Despite Her Rebellious Lifestyle, She Got Good Grades and Was Close With Her Parents
She is often remembered for her rebelliousness and free living lifestyle, but she also had a softer, sensitive and intellectual side as well. She was interested in reading, painting, writing poetry, and was interested in her studies at school. Her love of books continued throughout her life and she even attempted to promote F.Scott Fitzgerald to Raquel Welch when they appeared on the Dick Cavett Show.
Joplin’s relationship with her family after growing up with a business college mother and an oil engineer father displayed her sensitive side as well. She stayed in contact with her parents throughout her life, and wrote them eloquent letters about the things going on inside her head and the realities. Despite her participation in the 1960s counterculture, she often looked for their approval, which ended up causing her pain when they rejected her lifestyle.
She Died of a Heroin Overdose and Became a Member of the 27 Club
A doctor once told her that if she continued with her current lifestyle, she wouldn’t live until the age of 24. She was insanely proud when she proved him wrong. Many people around her during this time were enduring in psychedelic drugs such as LSD, but Joplin stuck mainly to her alcohol, and then she developed an addiction to heroin in the mid 1960s. Her drug usage and drinking grew worse and by 1969, she was apparently shooting up to $200 worth of heroin a day. Some of her friends tried to intervene and she managed to quit the habit, only to relapse later on.
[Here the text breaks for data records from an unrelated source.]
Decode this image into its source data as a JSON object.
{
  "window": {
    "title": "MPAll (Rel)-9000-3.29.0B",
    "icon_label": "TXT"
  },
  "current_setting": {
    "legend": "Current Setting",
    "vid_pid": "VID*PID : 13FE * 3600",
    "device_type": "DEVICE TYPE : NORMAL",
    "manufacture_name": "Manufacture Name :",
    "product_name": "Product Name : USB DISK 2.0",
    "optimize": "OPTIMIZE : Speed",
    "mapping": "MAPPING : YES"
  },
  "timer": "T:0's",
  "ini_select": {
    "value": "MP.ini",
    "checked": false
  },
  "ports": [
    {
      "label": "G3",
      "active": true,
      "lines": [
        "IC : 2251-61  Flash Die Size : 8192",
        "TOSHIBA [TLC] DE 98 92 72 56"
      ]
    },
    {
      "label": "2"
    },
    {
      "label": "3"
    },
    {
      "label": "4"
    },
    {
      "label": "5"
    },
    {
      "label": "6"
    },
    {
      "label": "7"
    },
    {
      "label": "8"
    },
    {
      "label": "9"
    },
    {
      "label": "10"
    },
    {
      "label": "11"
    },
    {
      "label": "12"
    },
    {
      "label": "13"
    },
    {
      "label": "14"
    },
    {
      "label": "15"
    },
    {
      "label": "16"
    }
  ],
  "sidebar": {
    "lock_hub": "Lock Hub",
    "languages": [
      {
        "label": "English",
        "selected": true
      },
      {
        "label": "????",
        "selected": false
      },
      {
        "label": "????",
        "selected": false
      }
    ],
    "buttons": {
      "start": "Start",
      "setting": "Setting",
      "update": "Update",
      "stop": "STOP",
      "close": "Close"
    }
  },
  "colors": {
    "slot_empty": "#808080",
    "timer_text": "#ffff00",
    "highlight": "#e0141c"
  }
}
On October 4th, 1970, she was scheduled to record vocals for a track called “Buried Alive in the Blues” that was going to appear on her upcoming solo album entitled, Pearl. Instead, she was found dead in her hotel room, killed by an overdose. Her death at the age of 27 puts her in the “27 club” which contains other artists who passed away at the same age including, Jim Morrison, Jimi Hendrix, Kurt Cobain, and Amy Winehouse.